__Supplied material__:
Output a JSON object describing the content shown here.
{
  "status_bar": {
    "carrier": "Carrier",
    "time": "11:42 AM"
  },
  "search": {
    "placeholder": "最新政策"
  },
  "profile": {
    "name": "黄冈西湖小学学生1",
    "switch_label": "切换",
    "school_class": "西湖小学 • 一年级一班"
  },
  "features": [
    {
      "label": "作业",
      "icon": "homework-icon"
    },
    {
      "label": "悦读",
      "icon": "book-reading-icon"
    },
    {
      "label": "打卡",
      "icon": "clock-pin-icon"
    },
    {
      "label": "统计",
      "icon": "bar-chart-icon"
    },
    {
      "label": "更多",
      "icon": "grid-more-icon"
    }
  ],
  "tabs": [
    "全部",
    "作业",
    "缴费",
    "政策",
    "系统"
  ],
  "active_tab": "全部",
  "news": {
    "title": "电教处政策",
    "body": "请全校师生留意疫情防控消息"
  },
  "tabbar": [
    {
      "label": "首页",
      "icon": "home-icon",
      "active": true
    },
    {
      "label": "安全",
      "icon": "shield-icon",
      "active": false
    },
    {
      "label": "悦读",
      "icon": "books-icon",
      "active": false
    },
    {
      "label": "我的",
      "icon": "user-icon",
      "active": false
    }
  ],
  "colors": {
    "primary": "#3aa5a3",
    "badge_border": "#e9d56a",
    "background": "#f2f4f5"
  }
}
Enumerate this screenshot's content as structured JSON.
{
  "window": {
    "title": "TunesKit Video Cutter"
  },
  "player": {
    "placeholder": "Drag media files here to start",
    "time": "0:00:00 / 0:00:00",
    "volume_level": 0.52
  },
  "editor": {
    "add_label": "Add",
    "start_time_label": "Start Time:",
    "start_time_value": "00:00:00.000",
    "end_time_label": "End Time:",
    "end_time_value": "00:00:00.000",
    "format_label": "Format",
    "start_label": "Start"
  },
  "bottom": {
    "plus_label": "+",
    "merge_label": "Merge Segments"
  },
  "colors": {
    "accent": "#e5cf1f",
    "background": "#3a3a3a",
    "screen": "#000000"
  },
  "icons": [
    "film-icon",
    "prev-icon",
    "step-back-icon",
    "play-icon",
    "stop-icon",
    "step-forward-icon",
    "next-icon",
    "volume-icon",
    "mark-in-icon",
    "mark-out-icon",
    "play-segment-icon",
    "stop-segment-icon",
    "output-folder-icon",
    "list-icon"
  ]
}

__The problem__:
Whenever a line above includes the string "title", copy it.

__Result for this task__:
    "title": "电教处政策",
    "title": "TunesKit Video Cutter"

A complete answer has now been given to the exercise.